Days after a devastating flood swallowed up his village, Alsediq Abdelqader bulled his truck through the waters in a desperate attempt to locate his small house north of the Sudanese capital.
Flash floods from the Nile inundated his home last week in Wad Ramli village on the eastern river bank, expelling him and his family who managed to clamber aboard a ferry to the nearest dry land.
His drive through the flash floods was not easy as he had to avoid floating mattresses, house appliances and broken tree branches.
"My entire home is destroyed," said the 57-year-old. "I have lived all my life in this village and I have never seen a flood like this before."
"I'm struggling to recognise my house and trying to identify it, as some others have done, by the trees around it."
His home is among thousands destroyed or damaged by the floods that struck at least 15 states, affecting nearly 200,000 people across Sudan.
The worst hit area was White Nile state in the south.
About 62 people were killed and nearly 100 injured overall, said the official SUNA news agency quoting a health ministry official as saying the crisis "did not reach the level of being declared a disaster."
Volunteers and aid workers immediately rushed to Wad Ramli when the savage floods hit.
Authorities dispatched lorries and boats to wade through the thick water to rescue families and salvage their furniture and valuables.
But Abdelqader was among the less fortunate, unable to find their belongings.
"I have not managed to recover any of my furniture or belongings. My family is now staying with relatives in a nearby village," said Abdelqader.

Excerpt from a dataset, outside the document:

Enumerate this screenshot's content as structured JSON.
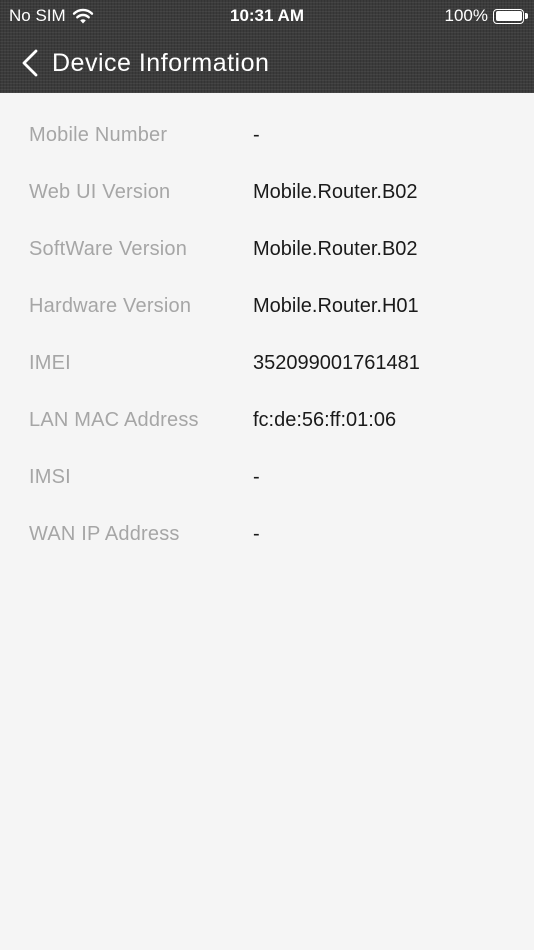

On the main road outside Wad Ramli, piles of sodden furniture are strewn about as homeless families shelter in dozens of make-shift tents.
The crisis comes as Sudan ushers in a political transition to civilian rule.

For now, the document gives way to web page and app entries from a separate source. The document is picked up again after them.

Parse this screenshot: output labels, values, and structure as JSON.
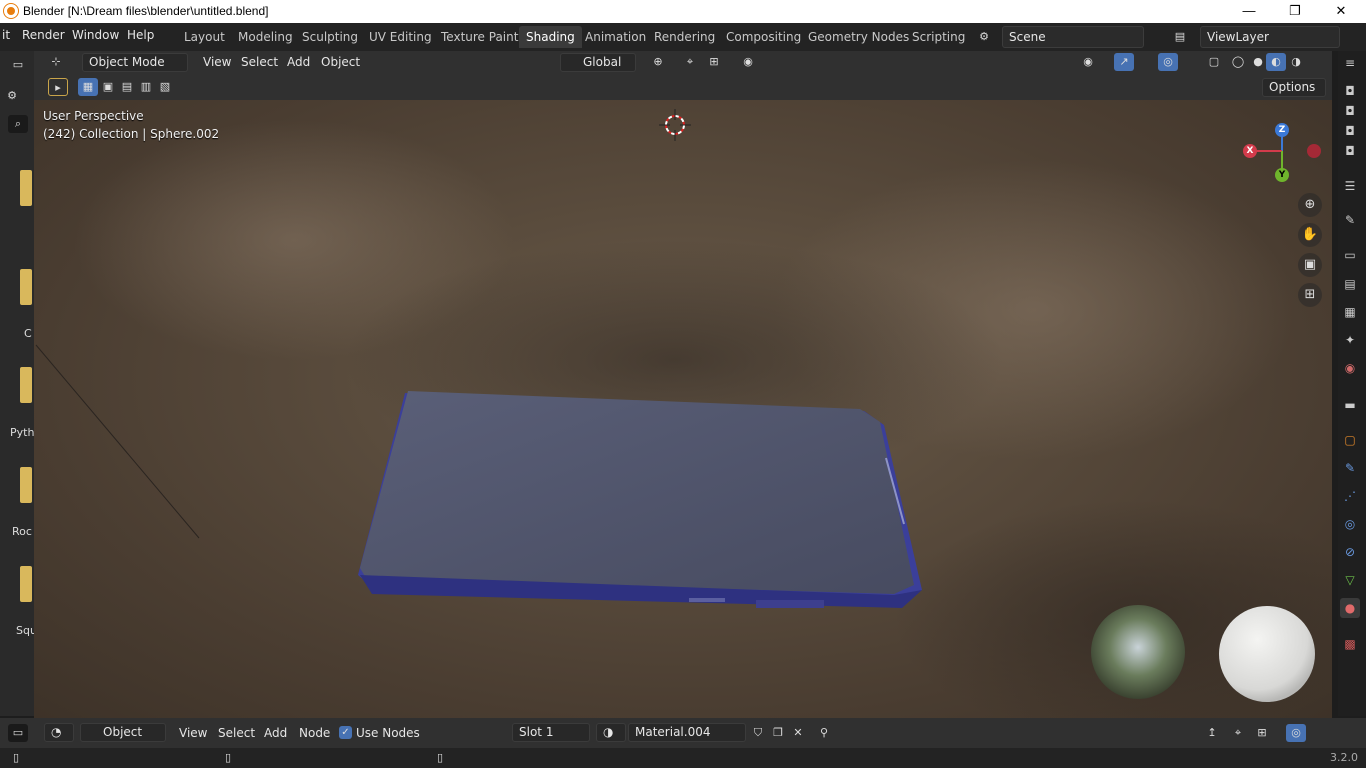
{
  "titlebar": {
    "title": "Blender [N:\\Dream files\\blender\\untitled.blend]",
    "minimize": "—",
    "restore": "❐",
    "close": "✕"
  },
  "menus": {
    "file_partial": "it",
    "render": "Render",
    "window": "Window",
    "help": "Help"
  },
  "workspaces": [
    "Layout",
    "Modeling",
    "Sculpting",
    "UV Editing",
    "Texture Paint",
    "Shading",
    "Animation",
    "Rendering",
    "Compositing",
    "Geometry Nodes",
    "Scripting"
  ],
  "active_workspace": "Shading",
  "scene": {
    "name": "Scene"
  },
  "view_layer": {
    "name": "ViewLayer"
  },
  "viewport_header": {
    "mode": "Object Mode",
    "view": "View",
    "select": "Select",
    "add": "Add",
    "object": "Object",
    "transform_orientation": "Global"
  },
  "viewport": {
    "options": "Options",
    "perspective_label": "User Perspective",
    "collection_label": "(242) Collection | Sphere.002"
  },
  "axes": {
    "x": "X",
    "y": "Y",
    "z": "Z"
  },
  "left_sidebar_labels": [
    "C",
    "Pyth",
    "Roc",
    "Squ"
  ],
  "node_header": {
    "editor_mode": "Object",
    "view": "View",
    "select": "Select",
    "add": "Add",
    "node": "Node",
    "use_nodes": "Use Nodes",
    "slot": "Slot 1",
    "material": "Material.004"
  },
  "statusbar": {
    "version": "3.2.0"
  },
  "colors": {
    "accent": "#4772b3",
    "active_tab": "#3a3a3a",
    "phone_body": "#4a4f6e"
  }
}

A prime minister and a civilian majority ruling body are to oversee a three-year transitional period following the ouster of veteran ruler Omar al-Bashir in April.
On Friday, the newly-appointed Prime Minister Abdalla Hamdok visited Wad Ramli and gave directives to intensify aid efforts.
The UN says the crisis is expected to drag on until October.
"We have not been able to survey the number of houses affected in Wad Ramli due to the rising water levels," said Farouk Ahmed, supervisor of a Red Crescent aid team.
He estimates the village alone had about 6,000 residents.
And as Wad Ramli inhabitants reel from the floods, residents of nearby villages are bracing themselves for water levels to keep rising.
In Wawesi Gharb village, about half a kilometre (500 yards), 35-year-old farmer Sami Ali says he is running out of ways to roll back the water threat.
"We placed piles of sandbags around houses to reduce the damage in case we were flooded especially after the water surrounded our village from all sides," he said.
Another resident, 24-year-old Hozeifa al-Ser, expressed fear of an outbreak of diseases especially as "mosquitoes and flies are hovering everywhere".
'We will go back'
Mobile health clinics were set up oustside the village to serve Wad Ramli but aid workers say medicine and food are in short supply.
In the tents, hundreds of villagers are pondering ways return to their lives.
Along with her two sisters and their families, Nafisa al-Saeed said they plan to go back home after the water recedes.
"We lived in this village all our lives. We will have to go back and rebuild our houses. Authorities just have to build flood barriers but we will not leave this place," she said.
But 19-year-old Shehab al-Din Mohamed says he lost his documents and identification cards as well as university application papers.
"The academic year will start soon and I have no idea how I would submit my documents after I lost everything," he said.
"It seems like we will be living here (in the tent) until October, and I have no idea what to do."